Last King of Scotland – James MacAvoy

Last King of Scotland is the story of a young doctor whose youthful idealism is corrupted by the Ugandan President Idi Amin. Mixing fact with fiction, the movie follows the rise and moral descent of the dictator. Forest Whitaker won the Academy Award for his portrayal of Idi Amin.

Jaguar – Film by Jean Rouch

I haven’t seen this film since college, but Jaguar made a big impression on me as a young film student. Directed by Jean Rouch – an ethnographic filmmaker whose jump cut editing style was popularized by film director Jean Luc Godard. It stars Damouré Zika as a young Songhai man traveling for work to the Gold Coast. It has incredible energy.

What are your favorites? I’d love your suggestions.

Addis Ababa – A Sensory Delight

Wedding Mass at Trinity Cathedral - Addis Ababa
Wedding Mass at Trinity Cathedral - Addis Ababa

36 hours of traveling and we arrived in Addis Ababa. Not knowing what to expect, the city was full of surprises. Addis Ababa is the third highest capital in the world. With an altitude of 8300 feet, the climate is very temperate – staying in the 70s year round.

So besides curiosity, what prompted a trip to Ethiopia? Last month my cousin Kristen got married at the Holy Trinity Cathedral in Addis Ababa, where Haile Selassie is buried. The Ethiopian Orthodox mass started at 5am and lasted four hours long (much to my husband’s chagrin). It didn’t help matters that sitting was highly frowned upon. The service was like stepping back into Biblical times – women swathed in white veils, men leaning on prayers sticks and lots of sonorous chanting. Long yes, but lovely too.

Kristen & Natti's Wedding - Trinity Cathedral

We stayed at a local hotel called the Panorama.  It was comfortable but not fancy. We toured the city – visiting the National Museuem, St. George’s Cathedral (built in 1896 to commemorate the victory over Italy’s occupation) and the Ethiopian Ethnological Museum -Haile Selassie’s former palace, which had some nice displays on the history and culture of Ethiopia. 
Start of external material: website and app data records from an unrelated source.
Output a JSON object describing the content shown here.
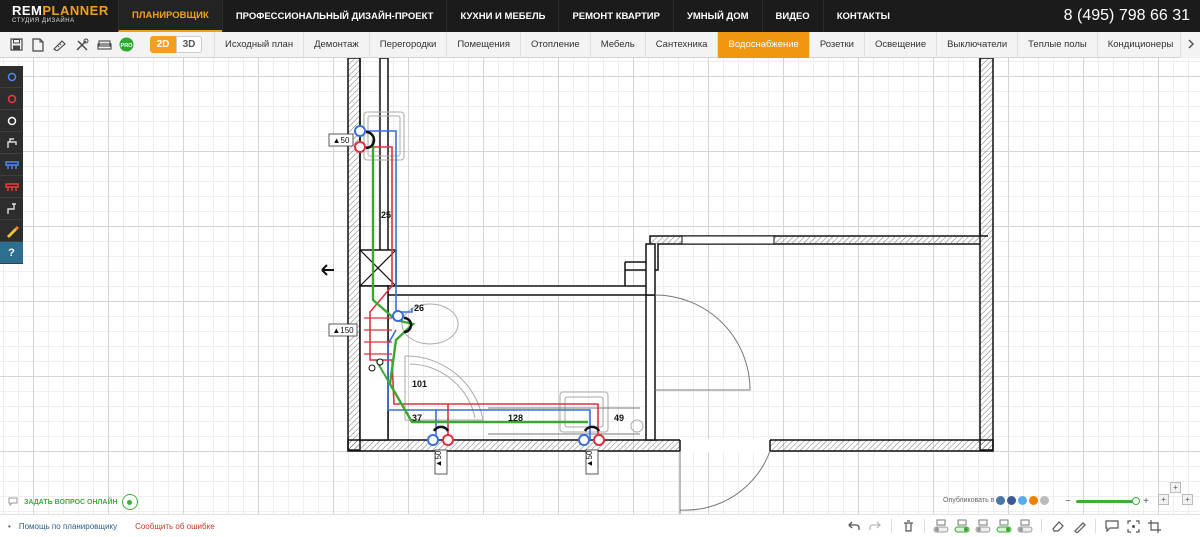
{
  "brand": {
    "logo_main": "REM",
    "logo_accent": "PLANNER",
    "logo_sub": "СТУДИЯ ДИЗАЙНА"
  },
  "nav": {
    "items": [
      {
        "label": "ПЛАНИРОВЩИК",
        "active": true
      },
      {
        "label": "ПРОФЕССИОНАЛЬНЫЙ ДИЗАЙН-ПРОЕКТ",
        "active": false
      },
      {
        "label": "КУХНИ И МЕБЕЛЬ",
        "active": false
      },
      {
        "label": "РЕМОНТ КВАРТИР",
        "active": false
      },
      {
        "label": "УМНЫЙ ДОМ",
        "active": false
      },
      {
        "label": "ВИДЕО",
        "active": false
      },
      {
        "label": "КОНТАКТЫ",
        "active": false
      }
    ],
    "phone": "8 (495) 798 66 31"
  },
  "toolbar": {
    "icons": [
      "save-icon",
      "document-icon",
      "measure-icon",
      "tools-icon",
      "sofa-icon",
      "pro-badge-icon"
    ],
    "pro_label": "PRO",
    "mode_2d": "2D",
    "mode_3d": "3D",
    "tabs": [
      {
        "label": "Исходный план",
        "active": false
      },
      {
        "label": "Демонтаж",
        "active": false
      },
      {
        "label": "Перегородки",
        "active": false
      },
      {
        "label": "Помещения",
        "active": false
      },
      {
        "label": "Отопление",
        "active": false
      },
      {
        "label": "Мебель",
        "active": false
      },
      {
        "label": "Сантехника",
        "active": false
      },
      {
        "label": "Водоснабжение",
        "active": true
      },
      {
        "label": "Розетки",
        "active": false
      },
      {
        "label": "Освещение",
        "active": false
      },
      {
        "label": "Выключатели",
        "active": false
      },
      {
        "label": "Теплые полы",
        "active": false
      },
      {
        "label": "Кондиционеры",
        "active": false
      }
    ],
    "more_icon": "chevron-right-icon"
  },
  "left_panel": {
    "tools": [
      "cold-water-point-icon",
      "hot-water-point-icon",
      "drain-point-icon",
      "faucet-icon",
      "cold-collector-icon",
      "hot-collector-icon",
      "pipe-bend-icon",
      "pencil-icon"
    ],
    "help_label": "?"
  },
  "plan": {
    "labels": {
      "elev_top": "▲50",
      "elev_mid": "▲150",
      "elev_bottom_left": "▲50",
      "elev_bottom_right": "▲50",
      "len_25": "25",
      "len_26": "26",
      "len_101": "101",
      "len_37": "37",
      "len_128": "128",
      "len_49": "49"
    },
    "colors": {
      "cold": "#3a6fd8",
      "hot": "#e03040",
      "drain": "#3aa830",
      "wall": "#111111"
    }
  },
  "bottom": {
    "ask_label": "ЗАДАТЬ ВОПРОС ОНЛАЙН",
    "publish_label": "Опубликовать в",
    "zoom_minus": "−",
    "zoom_plus": "+",
    "zoom_level": 0.9
  },
  "footer": {
    "help_link": "Помощь по планировщику",
    "bug_link": "Сообщить об ошибке",
    "tools": [
      "undo-icon",
      "redo-icon",
      "trash-icon",
      "layer-toggle-1-icon",
      "layer-toggle-2-icon",
      "layer-toggle-3-icon",
      "layer-toggle-4-icon",
      "layer-toggle-5-icon",
      "eraser-icon",
      "pencil-icon",
      "comment-icon",
      "fullscreen-icon",
      "crop-icon"
    ]
  }
}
Caffe Tomoca

One of my favorite stops was Caffe Tomoca. We enjoyed 30 cent shots of incredible espresso. History tells us Ethiopia is the birthplace of coffee – supposedly discovered by an itinerant goat herder who brought newly discovered coffee berries to some monks. Thinking the berries the work of the Devil, they threw them into the fire and were startled by the fragrant smell.  The monks covered the burnt beans with water, and the first coffee was brewed(!)  I bought a couple of bags as gifts, and my husband insisted on keeping them (sorry friends!)  Now that we have family in Addis, I’ve got orders placed for more.

So how was the food?  Like most people, I’ve eaten Ethiopian food in LA and Portland, but let me tell you, it doesn’t come close the real thing. 
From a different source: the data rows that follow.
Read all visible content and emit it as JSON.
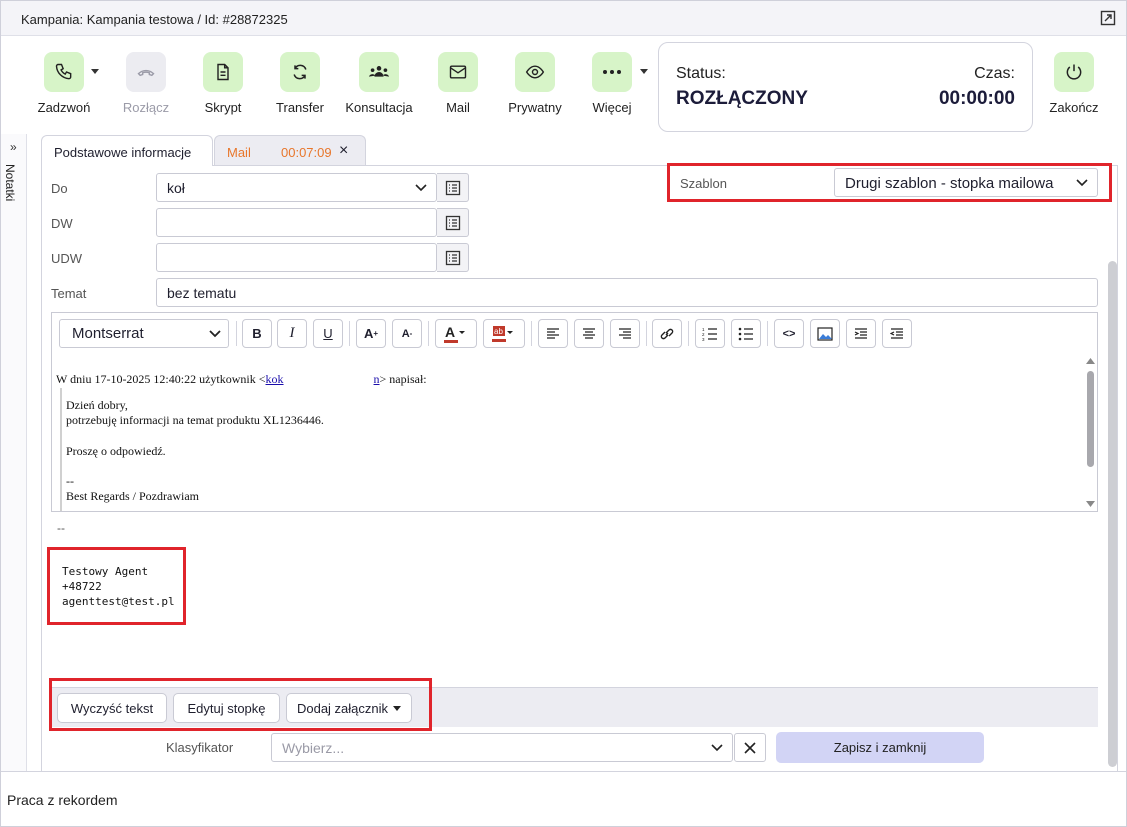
{
  "window": {
    "title": "Kampania: Kampania testowa / Id: #28872325"
  },
  "toolbar": {
    "call": "Zadzwoń",
    "hangup": "Rozłącz",
    "script": "Skrypt",
    "transfer": "Transfer",
    "consult": "Konsultacja",
    "mail": "Mail",
    "private": "Prywatny",
    "more": "Więcej",
    "finish": "Zakończ"
  },
  "status": {
    "label": "Status:",
    "value": "ROZŁĄCZONY",
    "time_label": "Czas:",
    "time_value": "00:00:00"
  },
  "notes": {
    "label": "Notatki"
  },
  "tabs": {
    "basic": "Podstawowe informacje",
    "mail": "Mail",
    "mail_timer": "00:07:09"
  },
  "form": {
    "to_label": "Do",
    "to_value": "koł",
    "cc_label": "DW",
    "bcc_label": "UDW",
    "subject_label": "Temat",
    "subject_value": "bez tematu",
    "template_label": "Szablon",
    "template_value": "Drugi szablon - stopka mailowa"
  },
  "editor": {
    "font": "Montserrat",
    "header_prefix": "W dniu 17-10-2025 12:40:22 użytkownik <",
    "header_link1": "kok",
    "header_link2": "n",
    "header_suffix": "> napisał:",
    "body_lines": [
      "Dzień dobry,",
      "potrzebuję informacji na temat produktu XL1236446.",
      "",
      "Proszę o odpowiedź.",
      "",
      "--",
      "Best Regards / Pozdrawiam"
    ]
  },
  "signature": {
    "dashes": "--",
    "lines": [
      "Testowy Agent",
      "+48722",
      "agenttest@test.pl"
    ]
  },
  "actions": {
    "clear": "Wyczyść tekst",
    "edit_footer": "Edytuj stopkę",
    "add_attachment": "Dodaj załącznik"
  },
  "classifier": {
    "label": "Klasyfikator",
    "placeholder": "Wybierz...",
    "save": "Zapisz i zamknij"
  },
  "footer": {
    "text": "Praca z rekordem"
  },
  "colors": {
    "accent_green": "#d7f4c8",
    "highlight_red": "#e0242b",
    "save_button": "#d2d4f5",
    "mail_tab_text": "#e8762b"
  }
}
Delish dinner at Habesha!

First of all, the flavors are more savory and the heat from the peppers, more intense.  My cousin’s rehearsal dinner was held at Habesha, which was recently touted in a New York times article.  The dinner started with a lovely hand washing ritual, followed by a distribution of St. George’s beer and tej – Ethiopian honey wine. Dinner was piled on injera – dishes such as doro wet (chicken stewed in onions, chile and ginger) and shiro (yellow pea puree) amongst others flavored with berbere (the ground mixture of chiles, cinnamon, cardamom and cloves). Accompanying the dinner were some amazing singers and dancers busting moves I had never seen before. Before the night was over, a number of our group got pulled in for a twirl.

Addis Ababa was truly a surprise. Best of all the people were really friendly.  While there are few foreigners in the city, we were certainly welcomed.

Memories I will take with me – the perfume of Frankincense burning on coals, the thin dry Addis air, the delightfully spicy flavor of berbere, and the divine smell of freshly roasted Ethiopian coffee. አመሰግናለሁ [ameseg’nalehu] – thank you Ethiopia!